The trend continues–ebook sales just keep going up with no limit in sight while print/paper sales decline. Publishers Weekly reports;
Despite slowing growth rates in the final quarter of 2011, e-book sales rose 117% for the year, generating revenue of $969.9 million at the companies that report sales to the Association of American Publishers.
Sales in all trade print segments fell in the year, however, with the mass market paperback segment showing the largest decline with sales from reporting houses down almost 36%, to $431.5 million. Adult hardcover and trade paperback sales were off 17.5% and 15.6%, respectively. In children’s, the YA/hardcover segment sales fell 4.7% and paperback sales fell 12.7%.
The religion segment had a solid year, with sales up 8.4% in all formats. And in audio, physical audio sales fell 8.1% at reporting companies, while downloadable audio rose 25.5% for the year.
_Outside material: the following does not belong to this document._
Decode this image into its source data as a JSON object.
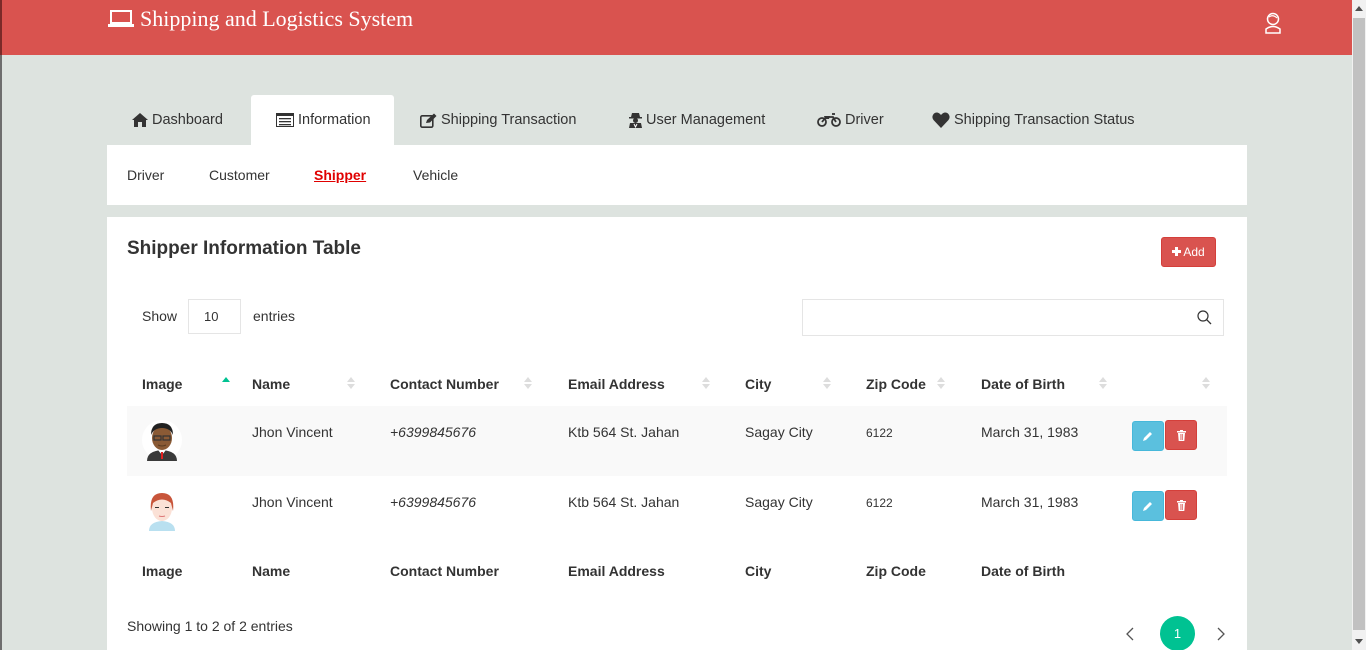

In December, e-book sales rose 72% and the AAP noted that based a seasonal buying patterns it expects e-book sales to show strong gains in January and possible February as well as new digital device owners buy more titles. In the month, sales of children’s hardcover books rose, but sales fell in the other trade categories.
As data like this comes in, it means more than just the fact that paper sales are down while ebook sales are up–it also reaffirms many who believe the publishing world is quickly changing into an industry where readers and authors call the shots while traditional houses either adapt to the new paradigm or go out of business.
For the record, paper sales via Indie author publishers like CreateSpace and Lulu are growing exponentially each year.